● ABOUT THIS TASK
Copy out every line of the data that has the word "command" somewhere in it.

● DATASET RECORDS
···
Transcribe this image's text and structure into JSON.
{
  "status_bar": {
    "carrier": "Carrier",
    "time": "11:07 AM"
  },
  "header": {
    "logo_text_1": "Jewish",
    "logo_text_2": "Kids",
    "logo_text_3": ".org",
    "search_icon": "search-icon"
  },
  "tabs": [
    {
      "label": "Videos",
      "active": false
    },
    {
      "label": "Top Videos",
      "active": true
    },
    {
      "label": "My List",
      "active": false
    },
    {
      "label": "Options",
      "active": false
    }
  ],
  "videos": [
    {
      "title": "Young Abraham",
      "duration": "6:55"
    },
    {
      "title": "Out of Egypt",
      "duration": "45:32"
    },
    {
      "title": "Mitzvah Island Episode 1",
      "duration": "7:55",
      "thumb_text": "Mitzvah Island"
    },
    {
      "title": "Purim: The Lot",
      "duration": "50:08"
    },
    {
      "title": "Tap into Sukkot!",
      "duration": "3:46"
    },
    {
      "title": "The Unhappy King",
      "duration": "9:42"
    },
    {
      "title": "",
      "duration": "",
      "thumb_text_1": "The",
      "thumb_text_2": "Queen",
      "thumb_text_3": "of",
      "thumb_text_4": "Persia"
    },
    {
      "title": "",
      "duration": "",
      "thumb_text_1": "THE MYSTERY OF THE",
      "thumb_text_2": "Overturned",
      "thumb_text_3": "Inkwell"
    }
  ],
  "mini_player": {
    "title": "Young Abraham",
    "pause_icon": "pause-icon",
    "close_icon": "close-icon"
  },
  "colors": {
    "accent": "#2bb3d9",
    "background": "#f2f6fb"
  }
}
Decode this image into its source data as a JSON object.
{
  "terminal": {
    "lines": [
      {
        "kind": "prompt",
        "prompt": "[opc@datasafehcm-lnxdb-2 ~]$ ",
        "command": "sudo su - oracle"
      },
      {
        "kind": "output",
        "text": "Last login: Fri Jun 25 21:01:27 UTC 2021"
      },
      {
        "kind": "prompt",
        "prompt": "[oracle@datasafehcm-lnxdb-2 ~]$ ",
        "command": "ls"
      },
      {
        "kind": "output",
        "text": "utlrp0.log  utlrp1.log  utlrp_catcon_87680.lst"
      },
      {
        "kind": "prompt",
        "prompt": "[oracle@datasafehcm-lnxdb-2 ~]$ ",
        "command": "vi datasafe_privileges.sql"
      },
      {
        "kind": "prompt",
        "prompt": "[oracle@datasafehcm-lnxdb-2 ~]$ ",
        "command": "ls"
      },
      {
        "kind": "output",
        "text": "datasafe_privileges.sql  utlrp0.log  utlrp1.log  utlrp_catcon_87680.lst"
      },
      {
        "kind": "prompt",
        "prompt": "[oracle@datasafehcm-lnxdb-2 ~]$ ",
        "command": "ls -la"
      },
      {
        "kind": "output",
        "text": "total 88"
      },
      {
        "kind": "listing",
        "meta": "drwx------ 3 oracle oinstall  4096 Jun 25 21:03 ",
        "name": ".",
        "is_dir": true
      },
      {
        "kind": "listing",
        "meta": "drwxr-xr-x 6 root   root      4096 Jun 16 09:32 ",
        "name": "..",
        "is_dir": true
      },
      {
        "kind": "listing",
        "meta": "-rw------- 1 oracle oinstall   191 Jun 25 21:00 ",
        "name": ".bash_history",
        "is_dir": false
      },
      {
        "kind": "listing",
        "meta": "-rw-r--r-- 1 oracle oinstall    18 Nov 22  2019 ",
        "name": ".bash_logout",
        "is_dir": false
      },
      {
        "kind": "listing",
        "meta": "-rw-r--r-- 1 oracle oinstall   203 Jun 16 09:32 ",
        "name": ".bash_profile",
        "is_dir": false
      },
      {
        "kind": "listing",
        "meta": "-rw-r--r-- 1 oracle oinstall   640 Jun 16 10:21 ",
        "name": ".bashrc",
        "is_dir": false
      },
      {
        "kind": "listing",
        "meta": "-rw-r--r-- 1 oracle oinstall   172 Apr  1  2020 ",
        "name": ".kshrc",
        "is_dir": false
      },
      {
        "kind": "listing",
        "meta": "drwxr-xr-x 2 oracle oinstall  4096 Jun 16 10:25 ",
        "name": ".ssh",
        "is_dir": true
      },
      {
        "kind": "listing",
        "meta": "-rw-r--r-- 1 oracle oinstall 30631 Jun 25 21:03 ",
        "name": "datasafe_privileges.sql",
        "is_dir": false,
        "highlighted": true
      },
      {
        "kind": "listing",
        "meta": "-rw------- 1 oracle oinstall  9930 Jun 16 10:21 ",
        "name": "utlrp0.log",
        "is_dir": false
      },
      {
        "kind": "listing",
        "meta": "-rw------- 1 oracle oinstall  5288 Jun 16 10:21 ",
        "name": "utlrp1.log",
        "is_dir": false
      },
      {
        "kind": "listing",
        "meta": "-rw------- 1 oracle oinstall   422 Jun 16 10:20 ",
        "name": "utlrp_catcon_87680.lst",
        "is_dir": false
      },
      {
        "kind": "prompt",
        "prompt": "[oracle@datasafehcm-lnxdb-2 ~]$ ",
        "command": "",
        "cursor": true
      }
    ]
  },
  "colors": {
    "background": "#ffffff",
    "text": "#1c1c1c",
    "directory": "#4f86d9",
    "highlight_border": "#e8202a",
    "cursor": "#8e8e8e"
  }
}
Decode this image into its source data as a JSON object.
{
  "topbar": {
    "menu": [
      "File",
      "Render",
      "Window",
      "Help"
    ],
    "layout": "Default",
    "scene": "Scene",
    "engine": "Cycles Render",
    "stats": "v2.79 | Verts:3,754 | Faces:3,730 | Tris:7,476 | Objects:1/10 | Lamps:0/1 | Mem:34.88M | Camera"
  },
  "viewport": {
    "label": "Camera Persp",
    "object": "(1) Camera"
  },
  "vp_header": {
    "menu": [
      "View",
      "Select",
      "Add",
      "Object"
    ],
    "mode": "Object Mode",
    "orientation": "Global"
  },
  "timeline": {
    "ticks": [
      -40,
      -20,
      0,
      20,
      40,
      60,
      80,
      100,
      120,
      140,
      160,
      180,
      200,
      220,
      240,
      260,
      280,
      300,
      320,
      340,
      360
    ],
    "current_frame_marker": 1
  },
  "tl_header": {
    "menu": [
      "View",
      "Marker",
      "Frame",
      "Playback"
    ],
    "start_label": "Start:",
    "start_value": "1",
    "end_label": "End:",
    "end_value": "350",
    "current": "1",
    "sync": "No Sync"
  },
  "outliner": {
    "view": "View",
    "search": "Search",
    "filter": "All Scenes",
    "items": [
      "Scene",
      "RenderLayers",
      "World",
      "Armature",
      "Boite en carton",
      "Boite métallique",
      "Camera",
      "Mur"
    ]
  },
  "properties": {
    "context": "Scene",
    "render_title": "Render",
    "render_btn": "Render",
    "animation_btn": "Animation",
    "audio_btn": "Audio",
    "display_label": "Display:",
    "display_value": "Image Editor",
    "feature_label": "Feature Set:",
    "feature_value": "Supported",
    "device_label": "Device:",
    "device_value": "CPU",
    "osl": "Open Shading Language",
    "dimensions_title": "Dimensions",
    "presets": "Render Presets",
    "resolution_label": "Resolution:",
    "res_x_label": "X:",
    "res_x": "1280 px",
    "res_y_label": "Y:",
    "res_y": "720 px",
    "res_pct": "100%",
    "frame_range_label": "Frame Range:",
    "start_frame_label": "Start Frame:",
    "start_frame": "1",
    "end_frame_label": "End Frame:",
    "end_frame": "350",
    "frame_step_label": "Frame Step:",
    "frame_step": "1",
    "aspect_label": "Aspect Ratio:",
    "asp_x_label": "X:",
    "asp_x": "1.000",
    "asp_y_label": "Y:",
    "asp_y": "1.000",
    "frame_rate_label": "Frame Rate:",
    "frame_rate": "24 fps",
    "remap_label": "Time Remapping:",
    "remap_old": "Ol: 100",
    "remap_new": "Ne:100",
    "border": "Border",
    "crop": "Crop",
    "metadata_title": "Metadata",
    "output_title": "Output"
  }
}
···
● EXPECTED ANSWER
        "command": "sudo su - oracle"
        "command": "ls"
        "command": "vi datasafe_privileges.sql"
        "command": "ls"
        "command": "ls -la"
        "command": "",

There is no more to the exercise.